The “Maserati of SUVs” has been strutting its stuff on the strada for barely over a year now and yet I have managed to find myself in the far-flung and exotic destination of Ras al-Khaimah to check out the ‘new for 2018’ Levante. This northernmost emirate of the United Arab Emirates is famous for its beautiful beaches along the Arabian Gulf (Ed: Okay Davison, I think our readers know where Ras al-Khaimah is!) and its romantic and remote desert geography - about an hour up the road from my house - is the perfect location to host the International Media Test Drive to highlight what’s new and groovy about the 2018 Maserati Levante.

Maserati has flown journalists in from all over the world - and kindly collected me from my house — to experience the sweeping changes applied to this new and improved for 2018 Levante. These include — in no particular order of importance — some new badges, a couple of different trim options and slightly quicker steering. Wait, what? That’s it? Well, pretty much…

Its performance is nothing short of impressive and I admit to finding a lot of new respect for this Levante

So, is this just a bunch of smug Italians getting overly excited because they did some minor tinkering and tampering? Not quite. But to understand the importance of these changes you need to understand the importance of the Levante to Maserati. The luxury SUV segment is booming and the Levante has propelled Maserati sales exponentially. Back in the dark days of the 1990s, Maserati struggled to shift about 500 vehicles a year. And in the slightly brighter 2000s they averaged about 5,000 units per year. Last year they hit 42,100 total sales and a lot of that was down to the release of the Levante. This year has already surpassed that figure and, importantly, 90 per cent of Levante customers are first time Maserati buyers meaning the marque has managed to successfully stick its trident in a whole new segment of society. Which brings us back to those ’sweeping changes’ mentioned previously.

The quicker steering is due to a shift from the old hydraulic setup to a new rack-mounted electro-mechanical system which has been introduced to keep the Levante competitive in the luxury SUV segment. In this segment, it’s all about tech and safety and the new power steering system allows for integration of semi-autonomous lane-keeping and crash avoidance systems. It has also been tuned to be lighter in normal driving but becomes weightier in sport mode. It’s perhaps lost a little bit of feedback from the older hydraulic system but I guess that’s an inventible sacrifice to stay in the tech race.

While the Gran Sport comes with sports seats and piano black trim, the Gran Lusso gets a cabin fitted out by fashion house Ermenegildo Zegna

And those new badges actually denote the new trim options which now consist of GranLusso and GranSport. The GranLusso is the slightly more luxurious affair with body-coloured and wood trimmings and also the option of a fashionably swanky Ermenegildo Zegna interior.
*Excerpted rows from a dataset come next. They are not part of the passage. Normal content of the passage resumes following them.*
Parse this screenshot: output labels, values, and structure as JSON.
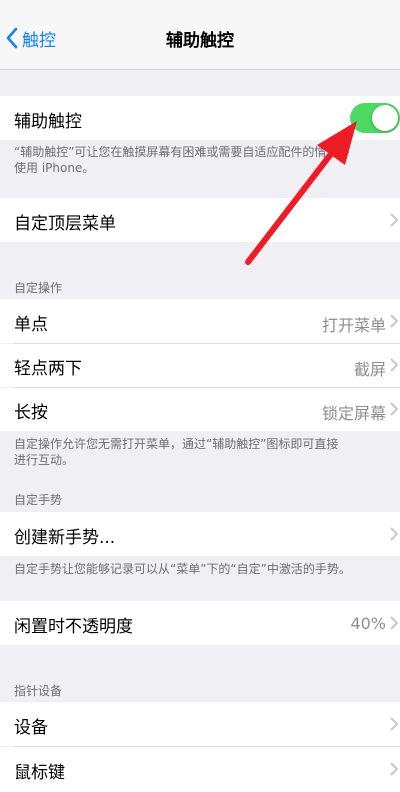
{
  "nav": {
    "back_label": "触控",
    "title": "辅助触控"
  },
  "assistive_touch": {
    "label": "辅助触控",
    "enabled": true,
    "description_line1": "“辅助触控”可让您在触摸屏幕有困难或需要自适应配件的情况下",
    "description_line2": "使用 iPhone。"
  },
  "customize_menu": {
    "label": "自定顶层菜单"
  },
  "custom_actions": {
    "header": "自定操作",
    "items": [
      {
        "label": "单点",
        "value": "打开菜单"
      },
      {
        "label": "轻点两下",
        "value": "截屏"
      },
      {
        "label": "长按",
        "value": "锁定屏幕"
      }
    ],
    "footnote_line1": "自定操作允许您无需打开菜单，通过“辅助触控”图标即可直接",
    "footnote_line2": "进行互动。"
  },
  "custom_gestures": {
    "header": "自定手势",
    "create_label": "创建新手势...",
    "footnote": "自定手势让您能够记录可以从“菜单”下的“自定”中激活的手势。"
  },
  "idle_opacity": {
    "label": "闲置时不透明度",
    "value": "40%"
  },
  "pointer_devices": {
    "header": "指针设备",
    "items": [
      {
        "label": "设备"
      },
      {
        "label": "鼠标键"
      }
    ]
  },
  "colors": {
    "accent": "#147efb",
    "toggle_on": "#4cd964",
    "arrow": "#ee1c25"
  }
}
Naturally, noticing how fabulously I dress, I got ushered away from the GranLusso and directed into a GranSport which comes with bigger 20-inch wheels, painted brake callipers, piano black trim, sports seats and quite a nice steering wheel with paddle shifters which suits me just fine. I actually prefer the slightly toned-down aesthetic of the GranSport rather than the chrome bling of the GranLusso. But I’m the kinda guy that had to Google “Ermenegildo Zegna” to find out it was an Italian Fashion House.

Fortunately, both options are available with the 424 horsepower, twin-turbocharged 3.0-litre V6 built by a little known outfit in Italy called ‘Ferrari’ who normally specialise in red cars. And that means the Levante is quite a potent SUV to drive with — especially in sport mode — a suitably sonorous soundtrack. Unfortunately, our test route is frustratingly dual-lane and arrow straight monotony which, granted, lets me play with the new lane departure tech and feel the steering tugging me back between the white lines but… yeah. Yawn.

The Maserati Levante proved impressively capable on the dunes around Sharjah’s Fossil Rock

But there is method in this Maserati madness and our reward for monotonous motorway driving is arriving at a giant playground of sand known as ‘the desert’ which is usually only inhabited by powerful 4x4 beasts. Now, granted, the Levante is a proper SUV (not a crossover) and has been built to traverse mud and snow while simultaneously cocooning its occupants in luxurious comfort. But negotiating the soft sand of the desert and ascending Fossil Rock in Sharjah is different than normal off-roading in Europe or the States. It’s high revs, high speed and maintaining momentum. And there is also the real potential here to look like a complete wally. Only a complete fool would attempt to take a luxury SUV up a serious sand dune and, I confess, I am that fool!

I’m far from an off-road expert, and especially so in the sand. But in the Levante you can raise the suspension by about 45mm, turn off the traction control, stick it into manual and attack some quite serious dunes with surprising confidence. And I didn’t break anything, get stuck or look like a wally which is always a bonus. Angle of attack is naturally a concern as, even in lifted off-road mode, there’s always that fear of ripping off the front bumper. However, its performance is nothing short of impressive and I admit to finding a lot of new respect for this Levante. Although I still think “The Maserati of SUVs” is a bit of a silly slogan. Maybe it sounds better in Italian…